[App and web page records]
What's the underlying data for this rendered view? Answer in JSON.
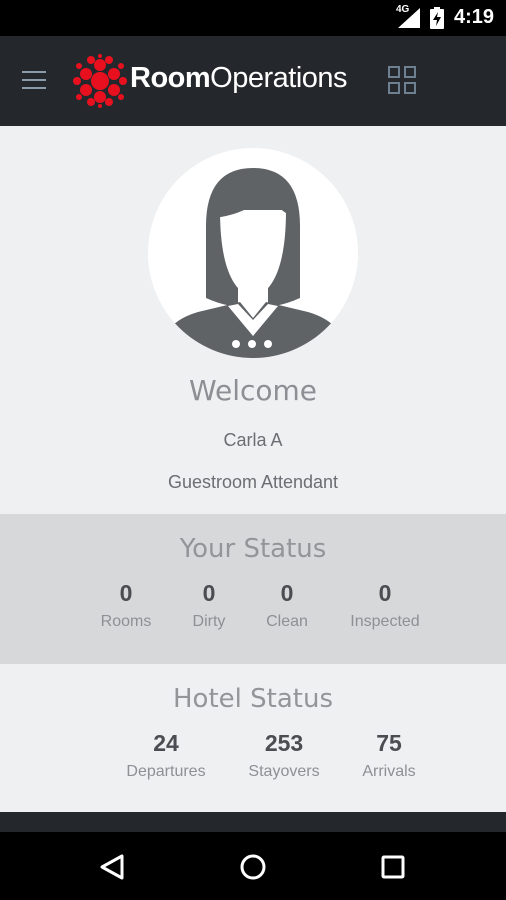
{
  "status_bar": {
    "network": "4G",
    "time": "4:19"
  },
  "app_bar": {
    "brand_bold": "Room",
    "brand_light": "Operations",
    "accent_color": "#e8101e"
  },
  "profile": {
    "welcome": "Welcome",
    "name": "Carla A",
    "role": "Guestroom Attendant"
  },
  "your_status": {
    "title": "Your Status",
    "stats": [
      {
        "value": "0",
        "label": "Rooms"
      },
      {
        "value": "0",
        "label": "Dirty"
      },
      {
        "value": "0",
        "label": "Clean"
      },
      {
        "value": "0",
        "label": "Inspected"
      }
    ]
  },
  "hotel_status": {
    "title": "Hotel Status",
    "stats": [
      {
        "value": "24",
        "label": "Departures"
      },
      {
        "value": "253",
        "label": "Stayovers"
      },
      {
        "value": "75",
        "label": "Arrivals"
      }
    ]
  }
}
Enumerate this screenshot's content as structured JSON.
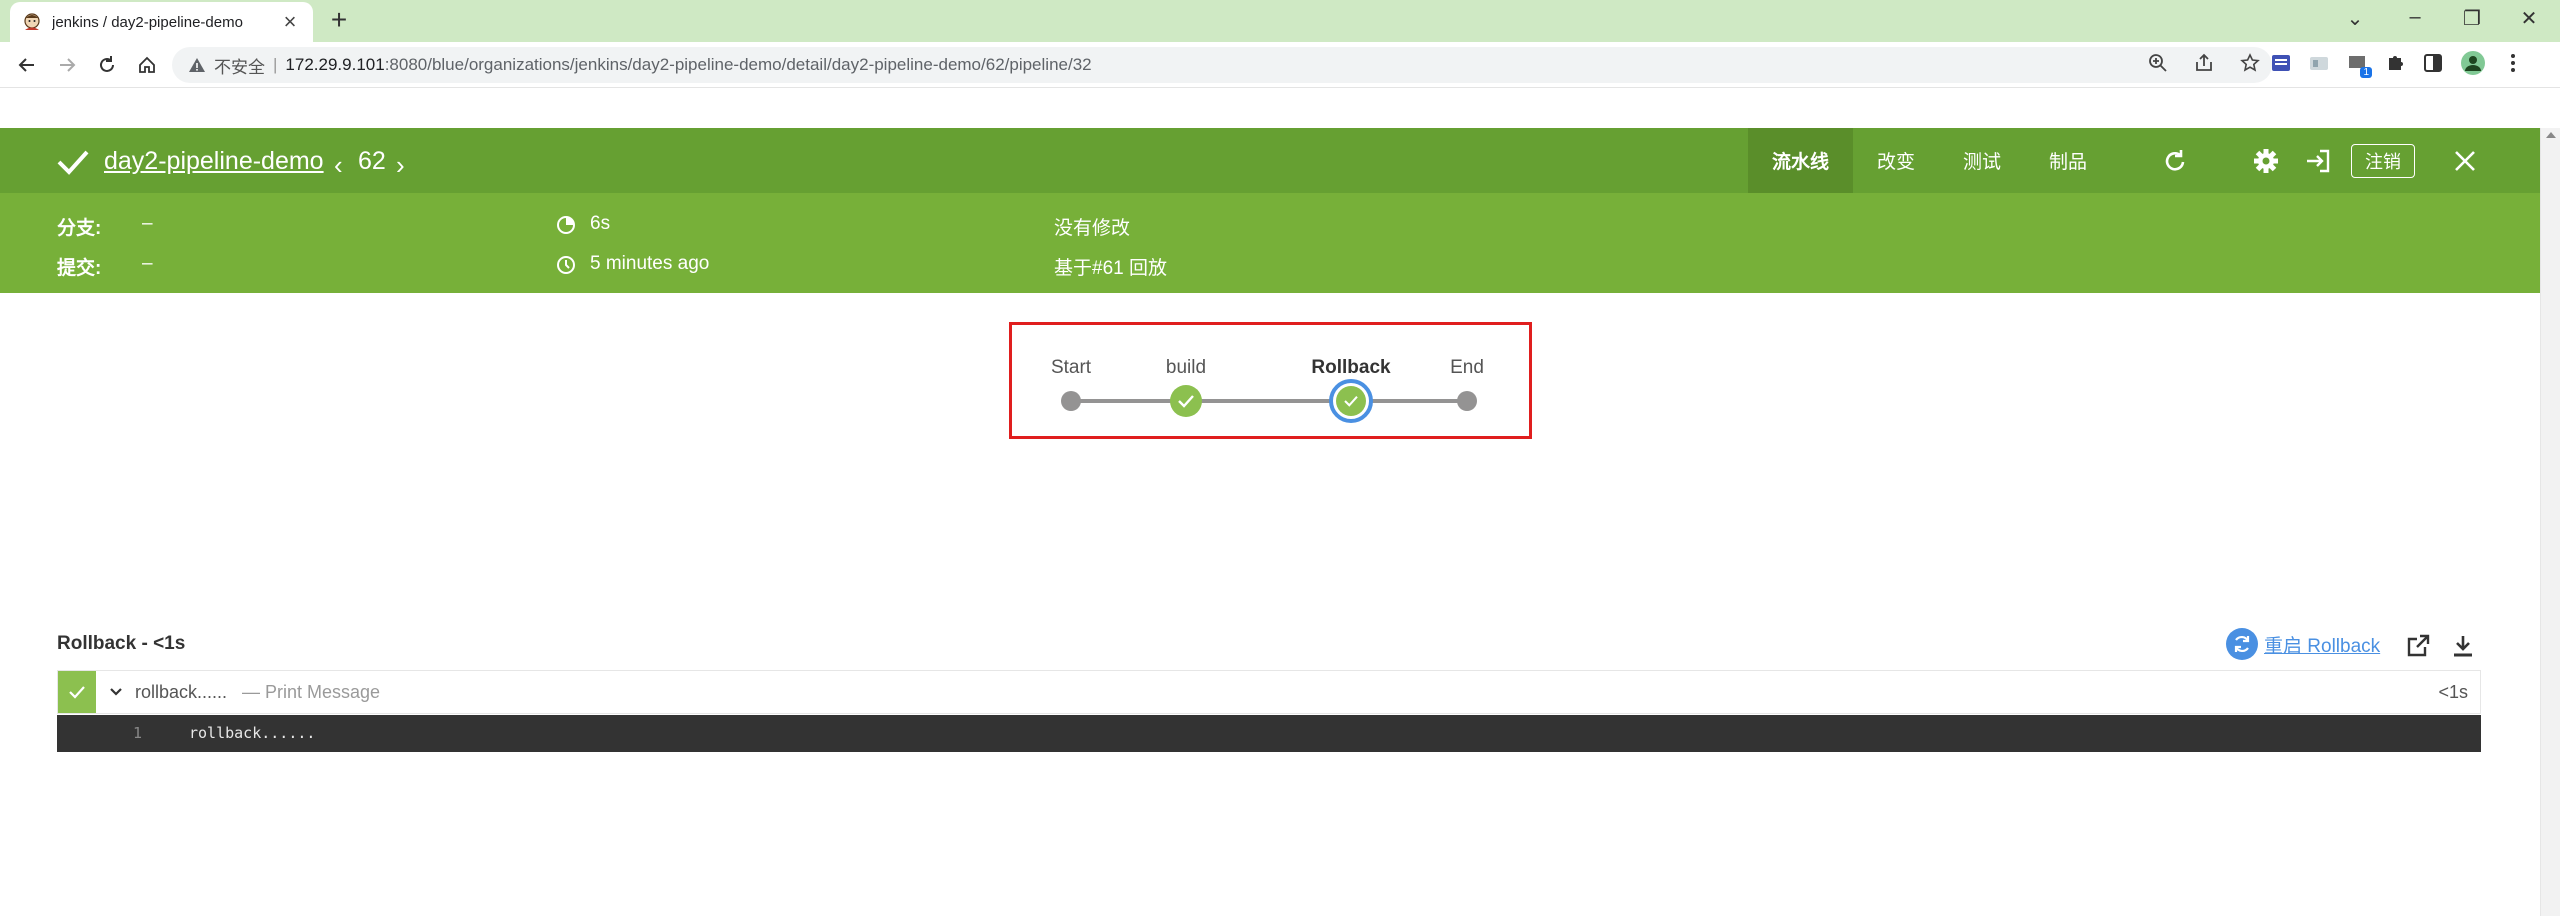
{
  "browser": {
    "tab_title": "jenkins / day2-pipeline-demo",
    "insecure_label": "不安全",
    "url_host": "172.29.9.101",
    "url_rest": ":8080/blue/organizations/jenkins/day2-pipeline-demo/detail/day2-pipeline-demo/62/pipeline/32",
    "new_tab": "+",
    "extension_badge": "1"
  },
  "header": {
    "pipeline_name": "day2-pipeline-demo",
    "run_number": "62",
    "tabs": [
      {
        "label": "流水线",
        "active": true
      },
      {
        "label": "改变",
        "active": false
      },
      {
        "label": "测试",
        "active": false
      },
      {
        "label": "制品",
        "active": false
      }
    ],
    "logout_label": "注销"
  },
  "meta": {
    "branch_label": "分支:",
    "branch_value": "–",
    "commit_label": "提交:",
    "commit_value": "–",
    "duration": "6s",
    "time_ago": "5 minutes ago",
    "changes": "没有修改",
    "replay_of": "基于#61 回放"
  },
  "pipeline_graph": {
    "stages": [
      {
        "name": "Start",
        "status": "start"
      },
      {
        "name": "build",
        "status": "success"
      },
      {
        "name": "Rollback",
        "status": "success",
        "selected": true
      },
      {
        "name": "End",
        "status": "end"
      }
    ]
  },
  "log": {
    "title": "Rollback - <1s",
    "restart_label": "重启 Rollback",
    "steps": [
      {
        "name": "rollback......",
        "description": "— Print Message",
        "duration": "<1s",
        "status": "success"
      }
    ],
    "console_lines": [
      {
        "number": "1",
        "text": "rollback......"
      }
    ]
  },
  "colors": {
    "header_dark": "#66a032",
    "header_light": "#77b039",
    "success": "#8cc04f",
    "selected_ring": "#4a90e2",
    "highlight_box": "#e01e1e"
  }
}
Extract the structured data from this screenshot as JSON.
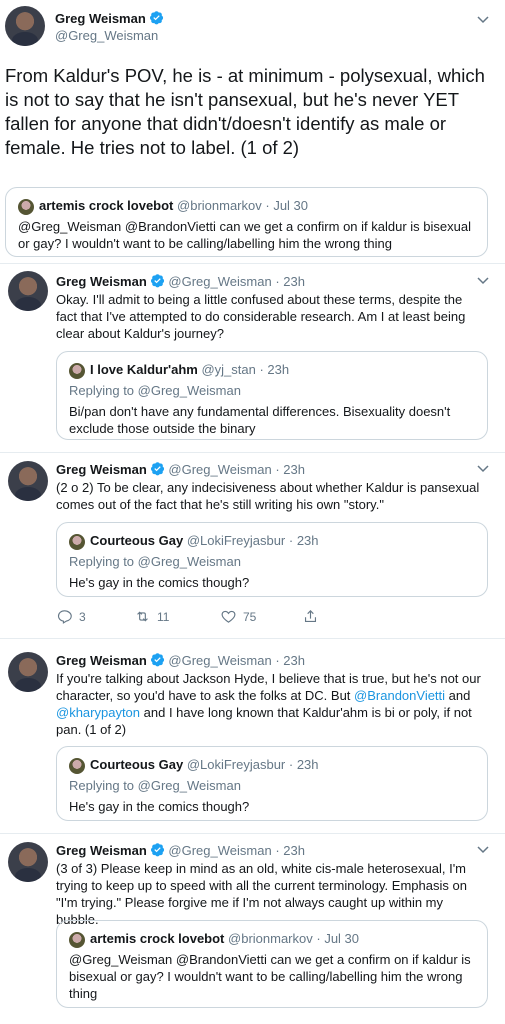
{
  "main": {
    "author": {
      "name": "Greg Weisman",
      "handle": "@Greg_Weisman"
    },
    "text": "From Kaldur's POV, he is - at minimum - polysexual, which is not to say that he isn't pansexual, but he's never YET  fallen for anyone that didn't/doesn't identify as male or female.  He tries not to label.  (1 of 2)",
    "quote": {
      "name": "artemis crock lovebot",
      "handle": "@brionmarkov",
      "date": "· Jul 30",
      "text": "@Greg_Weisman @BrandonVietti can we get a confirm on if kaldur is bisexual or gay? I wouldn't want to be calling/labelling him the wrong thing"
    }
  },
  "reply1": {
    "name": "Greg Weisman",
    "handle": "@Greg_Weisman",
    "time": "· 23h",
    "text": "Okay.  I'll admit to being a little confused about these terms, despite the fact that I've attempted to do considerable research.  Am I at least being clear about Kaldur's journey?",
    "quote": {
      "name": "I love Kaldur'ahm",
      "handle": "@yj_stan",
      "time": "· 23h",
      "replying": "Replying to @Greg_Weisman",
      "text": "Bi/pan don't have any fundamental differences. Bisexuality doesn't exclude those outside the binary"
    }
  },
  "reply2": {
    "name": "Greg Weisman",
    "handle": "@Greg_Weisman",
    "time": "· 23h",
    "text": "(2 o 2) To be clear, any indecisiveness about whether Kaldur is pansexual comes out of the fact that he's still writing his own \"story.\"",
    "quote": {
      "name": "Courteous Gay",
      "handle": "@LokiFreyjasbur",
      "time": "· 23h",
      "replying": "Replying to @Greg_Weisman",
      "text": "He's gay in the comics though?"
    },
    "actions": {
      "replies": "3",
      "retweets": "11",
      "likes": "75"
    }
  },
  "reply3": {
    "name": "Greg Weisman",
    "handle": "@Greg_Weisman",
    "time": "· 23h",
    "text_a": "If you're talking about Jackson Hyde, I believe that is true, but he's not our character, so you'd have to ask the folks at DC.  But ",
    "mention_a": "@BrandonVietti",
    "text_b": " and ",
    "mention_b": "@kharypayton",
    "text_c": " and I have long known that Kaldur'ahm is bi or poly, if not pan. (1 of 2)",
    "quote": {
      "name": "Courteous Gay",
      "handle": "@LokiFreyjasbur",
      "time": "· 23h",
      "replying": "Replying to @Greg_Weisman",
      "text": "He's gay in the comics though?"
    }
  },
  "reply4": {
    "name": "Greg Weisman",
    "handle": "@Greg_Weisman",
    "time": "· 23h",
    "text": "(3 of 3) Please keep in mind as an old, white cis-male heterosexual, I'm trying to keep up to speed with all the current terminology.  Emphasis on \"I'm trying.\"  Please forgive me if I'm not always caught up within my bubble.",
    "quote": {
      "name": "artemis crock lovebot",
      "handle": "@brionmarkov",
      "date": "· Jul 30",
      "text": "@Greg_Weisman @BrandonVietti can we get a confirm on if kaldur is bisexual or gay? I wouldn't want to be calling/labelling him the wrong thing"
    }
  },
  "colors": {
    "link": "#1b95e0",
    "verified": "#1da1f2",
    "muted": "#657786",
    "border": "#ccd6dd"
  }
}
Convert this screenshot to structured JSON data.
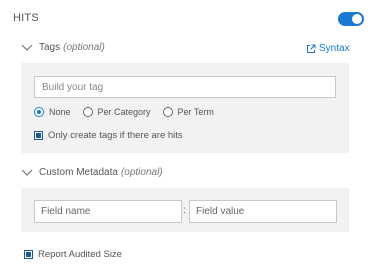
{
  "header": {
    "title": "HITS",
    "toggle_on": true
  },
  "tags": {
    "label": "Tags",
    "optional": "(optional)",
    "syntax_link": "Syntax",
    "input_placeholder": "Build your tag",
    "radio_options": [
      {
        "label": "None",
        "checked": true
      },
      {
        "label": "Per Category",
        "checked": false
      },
      {
        "label": "Per Term",
        "checked": false
      }
    ],
    "only_hits_label": "Only create tags if there are hits",
    "only_hits_checked": true
  },
  "metadata": {
    "label": "Custom Metadata",
    "optional": "(optional)",
    "field_name_placeholder": "Field name",
    "separator": ":",
    "field_value_placeholder": "Field value"
  },
  "report": {
    "label": "Report Audited Size",
    "checked": true
  },
  "colors": {
    "accent": "#1a7ad1",
    "panel": "#f2f2f2"
  }
}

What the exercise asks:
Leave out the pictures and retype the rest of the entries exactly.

Finished task:
What's the underlying data for this rendered view? Answer in JSON.
{
  "status_bar": {
    "network": "4G",
    "time": "4:19"
  },
  "app_bar": {
    "brand_bold": "Room",
    "brand_light": "Operations",
    "accent_color": "#e8101e"
  },
  "profile": {
    "welcome": "Welcome",
    "name": "Carla A",
    "role": "Guestroom Attendant"
  },
  "your_status": {
    "title": "Your Status",
    "stats": [
      {
        "value": "0",
        "label": "Rooms"
      },
      {
        "value": "0",
        "label": "Dirty"
      },
      {
        "value": "0",
        "label": "Clean"
      },
      {
        "value": "0",
        "label": "Inspected"
      }
    ]
  },
  "hotel_status": {
    "title": "Hotel Status",
    "stats": [
      {
        "value": "24",
        "label": "Departures"
      },
      {
        "value": "253",
        "label": "Stayovers"
      },
      {
        "value": "75",
        "label": "Arrivals"
      }
    ]
  }
}
Enumerate this screenshot's content as structured JSON.
{
  "browser": {
    "tab_title": "jenkins / day2-pipeline-demo",
    "insecure_label": "不安全",
    "url_host": "172.29.9.101",
    "url_rest": ":8080/blue/organizations/jenkins/day2-pipeline-demo/detail/day2-pipeline-demo/62/pipeline/32",
    "new_tab": "+",
    "extension_badge": "1"
  },
  "header": {
    "pipeline_name": "day2-pipeline-demo",
    "run_number": "62",
    "tabs": [
      {
        "label": "流水线",
        "active": true
      },
      {
        "label": "改变",
        "active": false
      },
      {
        "label": "测试",
        "active": false
      },
      {
        "label": "制品",
        "active": false
      }
    ],
    "logout_label": "注销"
  },
  "meta": {
    "branch_label": "分支:",
    "branch_value": "–",
    "commit_label": "提交:",
    "commit_value": "–",
    "duration": "6s",
    "time_ago": "5 minutes ago",
    "changes": "没有修改",
    "replay_of": "基于#61 回放"
  },
  "pipeline_graph": {
    "stages": [
      {
        "name": "Start",
        "status": "start"
      },
      {
        "name": "build",
        "status": "success"
      },
      {
        "name": "Rollback",
        "status": "success",
        "selected": true
      },
      {
        "name": "End",
        "status": "end"
      }
    ]
  },
  "log": {
    "title": "Rollback - <1s",
    "restart_label": "重启 Rollback",
    "steps": [
      {
        "name": "rollback......",
        "description": "— Print Message",
        "duration": "<1s",
        "status": "success"
      }
    ],
    "console_lines": [
      {
        "number": "1",
        "text": "rollback......"
      }
    ]
  },
  "colors": {
    "header_dark": "#66a032",
    "header_light": "#77b039",
    "success": "#8cc04f",
    "selected_ring": "#4a90e2",
    "highlight_box": "#e01e1e"
  }
}
Extract the structured data from this screenshot as JSON.
{
  "main": {
    "author": {
      "name": "Greg Weisman",
      "handle": "@Greg_Weisman"
    },
    "text": "From Kaldur's POV, he is - at minimum - polysexual, which is not to say that he isn't pansexual, but he's never YET  fallen for anyone that didn't/doesn't identify as male or female.  He tries not to label.  (1 of 2)",
    "quote": {
      "name": "artemis crock lovebot",
      "handle": "@brionmarkov",
      "date": "· Jul 30",
      "text": "@Greg_Weisman @BrandonVietti can we get a confirm on if kaldur is bisexual or gay? I wouldn't want to be calling/labelling him the wrong thing"
    }
  },
  "reply1": {
    "name": "Greg Weisman",
    "handle": "@Greg_Weisman",
    "time": "· 23h",
    "text": "Okay.  I'll admit to being a little confused about these terms, despite the fact that I've attempted to do considerable research.  Am I at least being clear about Kaldur's journey?",
    "quote": {
      "name": "I love Kaldur'ahm",
      "handle": "@yj_stan",
      "time": "· 23h",
      "replying": "Replying to @Greg_Weisman",
      "text": "Bi/pan don't have any fundamental differences. Bisexuality doesn't exclude those outside the binary"
    }
  },
  "reply2": {
    "name": "Greg Weisman",
    "handle": "@Greg_Weisman",
    "time": "· 23h",
    "text": "(2 o 2) To be clear, any indecisiveness about whether Kaldur is pansexual comes out of the fact that he's still writing his own \"story.\"",
    "quote": {
      "name": "Courteous Gay",
      "handle": "@LokiFreyjasbur",
      "time": "· 23h",
      "replying": "Replying to @Greg_Weisman",
      "text": "He's gay in the comics though?"
    },
    "actions": {
      "replies": "3",
      "retweets": "11",
      "likes": "75"
    }
  },
  "reply3": {
    "name": "Greg Weisman",
    "handle": "@Greg_Weisman",
    "time": "· 23h",
    "text_a": "If you're talking about Jackson Hyde, I believe that is true, but he's not our character, so you'd have to ask the folks at DC.  But ",
    "mention_a": "@BrandonVietti",
    "text_b": " and ",
    "mention_b": "@kharypayton",
    "text_c": " and I have long known that Kaldur'ahm is bi or poly, if not pan. (1 of 2)",
    "quote": {
      "name": "Courteous Gay",
      "handle": "@LokiFreyjasbur",
      "time": "· 23h",
      "replying": "Replying to @Greg_Weisman",
      "text": "He's gay in the comics though?"
    }
  },
  "reply4": {
    "name": "Greg Weisman",
    "handle": "@Greg_Weisman",
    "time": "· 23h",
    "text": "(3 of 3) Please keep in mind as an old, white cis-male heterosexual, I'm trying to keep up to speed with all the current terminology.  Emphasis on \"I'm trying.\"  Please forgive me if I'm not always caught up within my bubble.",
    "quote": {
      "name": "artemis crock lovebot",
      "handle": "@brionmarkov",
      "date": "· Jul 30",
      "text": "@Greg_Weisman @BrandonVietti can we get a confirm on if kaldur is bisexual or gay? I wouldn't want to be calling/labelling him the wrong thing"
    }
  },
  "colors": {
    "link": "#1b95e0",
    "verified": "#1da1f2",
    "muted": "#657786",
    "border": "#ccd6dd"
  }
}
Convert this screenshot to structured JSON data.
{
  "header": {
    "title": "HITS",
    "toggle_on": true
  },
  "tags": {
    "label": "Tags",
    "optional": "(optional)",
    "syntax_link": "Syntax",
    "input_placeholder": "Build your tag",
    "radio_options": [
      {
        "label": "None",
        "checked": true
      },
      {
        "label": "Per Category",
        "checked": false
      },
      {
        "label": "Per Term",
        "checked": false
      }
    ],
    "only_hits_label": "Only create tags if there are hits",
    "only_hits_checked": true
  },
  "metadata": {
    "label": "Custom Metadata",
    "optional": "(optional)",
    "field_name_placeholder": "Field name",
    "separator": ":",
    "field_value_placeholder": "Field value"
  },
  "report": {
    "label": "Report Audited Size",
    "checked": true
  },
  "colors": {
    "accent": "#1a7ad1",
    "panel": "#f2f2f2"
  }
}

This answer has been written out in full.